Stored data
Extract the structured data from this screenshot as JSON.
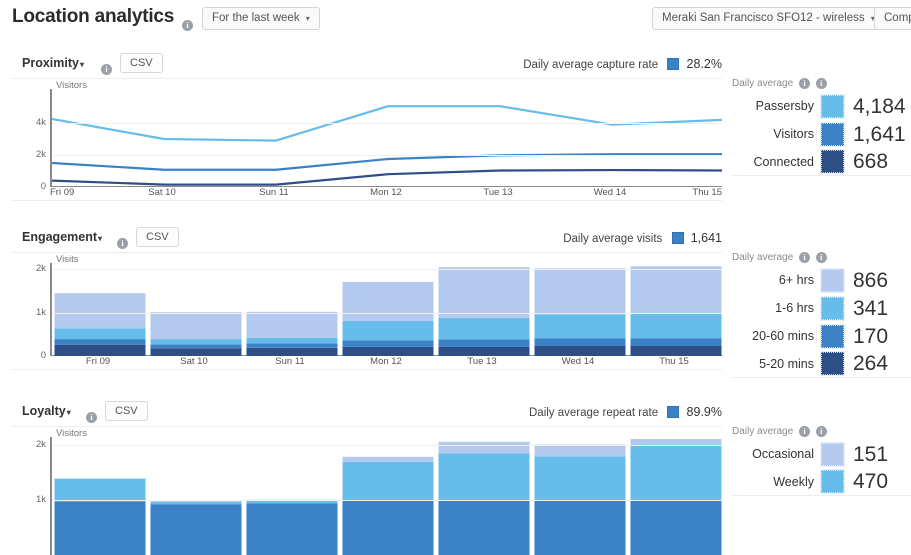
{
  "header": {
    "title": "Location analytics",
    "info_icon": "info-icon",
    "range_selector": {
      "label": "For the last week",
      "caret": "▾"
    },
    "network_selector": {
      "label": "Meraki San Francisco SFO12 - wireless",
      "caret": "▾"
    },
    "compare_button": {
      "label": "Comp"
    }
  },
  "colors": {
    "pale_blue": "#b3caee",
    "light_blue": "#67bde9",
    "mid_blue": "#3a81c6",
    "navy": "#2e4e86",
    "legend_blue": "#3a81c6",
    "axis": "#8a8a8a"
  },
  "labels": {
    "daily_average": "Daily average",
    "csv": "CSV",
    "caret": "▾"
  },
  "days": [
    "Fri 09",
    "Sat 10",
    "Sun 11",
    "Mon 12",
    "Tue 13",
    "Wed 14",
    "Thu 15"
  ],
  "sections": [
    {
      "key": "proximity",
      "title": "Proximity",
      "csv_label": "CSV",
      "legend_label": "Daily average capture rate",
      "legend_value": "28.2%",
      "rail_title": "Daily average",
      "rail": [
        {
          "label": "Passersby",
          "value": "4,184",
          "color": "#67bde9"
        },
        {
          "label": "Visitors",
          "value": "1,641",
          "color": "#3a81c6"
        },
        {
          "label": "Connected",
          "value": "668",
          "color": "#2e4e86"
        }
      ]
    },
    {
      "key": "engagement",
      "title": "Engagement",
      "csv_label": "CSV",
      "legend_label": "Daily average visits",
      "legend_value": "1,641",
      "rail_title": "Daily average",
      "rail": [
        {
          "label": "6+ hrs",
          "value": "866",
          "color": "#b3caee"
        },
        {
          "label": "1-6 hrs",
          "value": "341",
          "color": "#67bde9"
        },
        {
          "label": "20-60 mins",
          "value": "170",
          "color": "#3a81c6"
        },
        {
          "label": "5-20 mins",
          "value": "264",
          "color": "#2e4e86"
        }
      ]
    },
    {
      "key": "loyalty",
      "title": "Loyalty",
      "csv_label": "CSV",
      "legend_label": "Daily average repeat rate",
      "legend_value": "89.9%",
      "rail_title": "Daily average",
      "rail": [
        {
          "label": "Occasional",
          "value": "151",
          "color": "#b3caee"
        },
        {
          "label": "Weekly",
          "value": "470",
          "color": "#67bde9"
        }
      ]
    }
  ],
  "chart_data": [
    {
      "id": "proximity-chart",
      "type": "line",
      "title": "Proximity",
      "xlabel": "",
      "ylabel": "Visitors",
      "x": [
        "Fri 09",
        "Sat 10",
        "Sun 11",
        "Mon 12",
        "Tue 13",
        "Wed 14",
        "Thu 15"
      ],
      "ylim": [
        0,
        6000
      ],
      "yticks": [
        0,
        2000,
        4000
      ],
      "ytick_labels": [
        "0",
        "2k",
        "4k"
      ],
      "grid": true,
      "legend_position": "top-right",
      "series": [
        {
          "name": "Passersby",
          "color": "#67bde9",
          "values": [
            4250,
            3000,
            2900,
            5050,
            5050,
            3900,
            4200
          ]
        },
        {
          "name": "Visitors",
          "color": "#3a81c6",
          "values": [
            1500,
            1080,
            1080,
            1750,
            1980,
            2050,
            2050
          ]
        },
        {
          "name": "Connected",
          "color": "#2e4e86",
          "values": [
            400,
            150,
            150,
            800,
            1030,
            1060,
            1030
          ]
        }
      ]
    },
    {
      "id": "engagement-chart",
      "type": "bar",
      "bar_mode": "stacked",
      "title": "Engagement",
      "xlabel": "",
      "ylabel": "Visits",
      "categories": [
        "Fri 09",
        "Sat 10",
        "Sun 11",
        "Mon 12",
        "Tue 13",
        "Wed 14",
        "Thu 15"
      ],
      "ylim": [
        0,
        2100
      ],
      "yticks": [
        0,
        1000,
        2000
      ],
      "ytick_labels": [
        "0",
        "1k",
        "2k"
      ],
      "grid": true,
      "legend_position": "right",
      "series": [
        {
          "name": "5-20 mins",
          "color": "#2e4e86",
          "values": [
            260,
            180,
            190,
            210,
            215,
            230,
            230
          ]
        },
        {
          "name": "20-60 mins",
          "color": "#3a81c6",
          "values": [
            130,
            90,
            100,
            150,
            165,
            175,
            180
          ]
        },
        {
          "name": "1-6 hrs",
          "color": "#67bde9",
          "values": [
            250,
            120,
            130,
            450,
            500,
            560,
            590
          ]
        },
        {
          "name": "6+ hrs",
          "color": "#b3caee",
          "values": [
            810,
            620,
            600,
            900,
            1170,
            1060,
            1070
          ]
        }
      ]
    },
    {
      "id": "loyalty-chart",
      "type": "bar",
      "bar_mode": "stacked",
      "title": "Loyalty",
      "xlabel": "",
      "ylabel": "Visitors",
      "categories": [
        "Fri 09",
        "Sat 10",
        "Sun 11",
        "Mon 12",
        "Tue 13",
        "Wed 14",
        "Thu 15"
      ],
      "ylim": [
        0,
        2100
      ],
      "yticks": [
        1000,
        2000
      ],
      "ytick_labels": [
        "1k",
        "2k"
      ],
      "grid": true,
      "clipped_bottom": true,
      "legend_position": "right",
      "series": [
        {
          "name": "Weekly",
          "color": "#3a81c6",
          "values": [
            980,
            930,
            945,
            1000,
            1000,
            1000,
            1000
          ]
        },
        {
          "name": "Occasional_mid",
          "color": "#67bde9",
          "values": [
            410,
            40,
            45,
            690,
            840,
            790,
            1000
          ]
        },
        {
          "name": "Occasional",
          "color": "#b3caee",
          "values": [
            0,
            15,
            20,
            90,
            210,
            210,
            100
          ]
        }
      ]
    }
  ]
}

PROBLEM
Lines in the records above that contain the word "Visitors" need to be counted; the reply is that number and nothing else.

ANSWER TO THIS TASK
4